Records for this task START
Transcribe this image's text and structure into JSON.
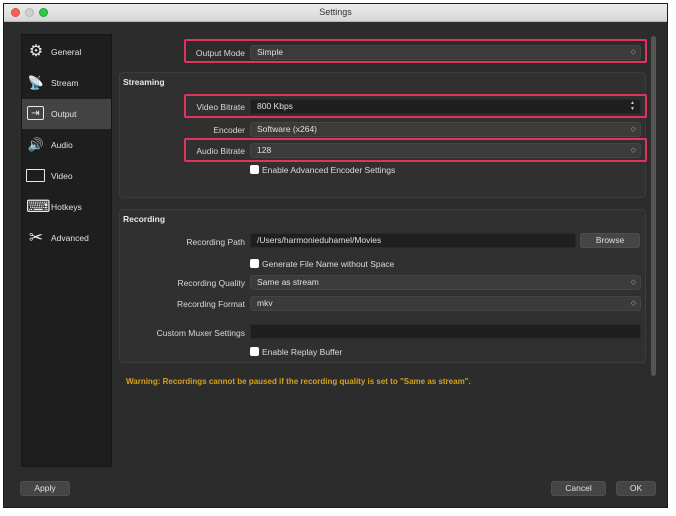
{
  "window": {
    "title": "Settings"
  },
  "sidebar": {
    "items": [
      {
        "label": "General",
        "icon": "gear-icon",
        "glyph": "⚙"
      },
      {
        "label": "Stream",
        "icon": "antenna-icon",
        "glyph": "📡"
      },
      {
        "label": "Output",
        "icon": "output-icon",
        "glyph": "⇥"
      },
      {
        "label": "Audio",
        "icon": "speaker-icon",
        "glyph": "🔊"
      },
      {
        "label": "Video",
        "icon": "monitor-icon",
        "glyph": "🖵"
      },
      {
        "label": "Hotkeys",
        "icon": "keyboard-icon",
        "glyph": "⌨"
      },
      {
        "label": "Advanced",
        "icon": "tools-icon",
        "glyph": "✂"
      }
    ],
    "active": "Output"
  },
  "output": {
    "mode_label": "Output Mode",
    "mode_value": "Simple"
  },
  "streaming": {
    "title": "Streaming",
    "video_bitrate_label": "Video Bitrate",
    "video_bitrate_value": "800 Kbps",
    "encoder_label": "Encoder",
    "encoder_value": "Software (x264)",
    "audio_bitrate_label": "Audio Bitrate",
    "audio_bitrate_value": "128",
    "advanced_encoder_label": "Enable Advanced Encoder Settings"
  },
  "recording": {
    "title": "Recording",
    "path_label": "Recording Path",
    "path_value": "/Users/harmonieduhamel/Movies",
    "browse_label": "Browse",
    "no_space_label": "Generate File Name without Space",
    "quality_label": "Recording Quality",
    "quality_value": "Same as stream",
    "format_label": "Recording Format",
    "format_value": "mkv",
    "muxer_label": "Custom Muxer Settings",
    "muxer_value": "",
    "replay_label": "Enable Replay Buffer"
  },
  "warning": "Warning: Recordings cannot be paused if the recording quality is set to \"Same as stream\".",
  "footer": {
    "apply": "Apply",
    "cancel": "Cancel",
    "ok": "OK"
  },
  "colors": {
    "highlight": "#e2335e",
    "warning": "#d4a11f",
    "active_nav": "#434343"
  }
}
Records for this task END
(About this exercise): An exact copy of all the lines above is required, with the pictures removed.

(Task solution):
Transcribe this image's text and structure into JSON.
{
  "window": {
    "title": "Settings"
  },
  "sidebar": {
    "items": [
      {
        "label": "General",
        "icon": "gear-icon",
        "glyph": "⚙"
      },
      {
        "label": "Stream",
        "icon": "antenna-icon",
        "glyph": "📡"
      },
      {
        "label": "Output",
        "icon": "output-icon",
        "glyph": "⇥"
      },
      {
        "label": "Audio",
        "icon": "speaker-icon",
        "glyph": "🔊"
      },
      {
        "label": "Video",
        "icon": "monitor-icon",
        "glyph": "🖵"
      },
      {
        "label": "Hotkeys",
        "icon": "keyboard-icon",
        "glyph": "⌨"
      },
      {
        "label": "Advanced",
        "icon": "tools-icon",
        "glyph": "✂"
      }
    ],
    "active": "Output"
  },
  "output": {
    "mode_label": "Output Mode",
    "mode_value": "Simple"
  },
  "streaming": {
    "title": "Streaming",
    "video_bitrate_label": "Video Bitrate",
    "video_bitrate_value": "800 Kbps",
    "encoder_label": "Encoder",
    "encoder_value": "Software (x264)",
    "audio_bitrate_label": "Audio Bitrate",
    "audio_bitrate_value": "128",
    "advanced_encoder_label": "Enable Advanced Encoder Settings"
  },
  "recording": {
    "title": "Recording",
    "path_label": "Recording Path",
    "path_value": "/Users/harmonieduhamel/Movies",
    "browse_label": "Browse",
    "no_space_label": "Generate File Name without Space",
    "quality_label": "Recording Quality",
    "quality_value": "Same as stream",
    "format_label": "Recording Format",
    "format_value": "mkv",
    "muxer_label": "Custom Muxer Settings",
    "muxer_value": "",
    "replay_label": "Enable Replay Buffer"
  },
  "warning": "Warning: Recordings cannot be paused if the recording quality is set to \"Same as stream\".",
  "footer": {
    "apply": "Apply",
    "cancel": "Cancel",
    "ok": "OK"
  },
  "colors": {
    "highlight": "#e2335e",
    "warning": "#d4a11f",
    "active_nav": "#434343"
  }
}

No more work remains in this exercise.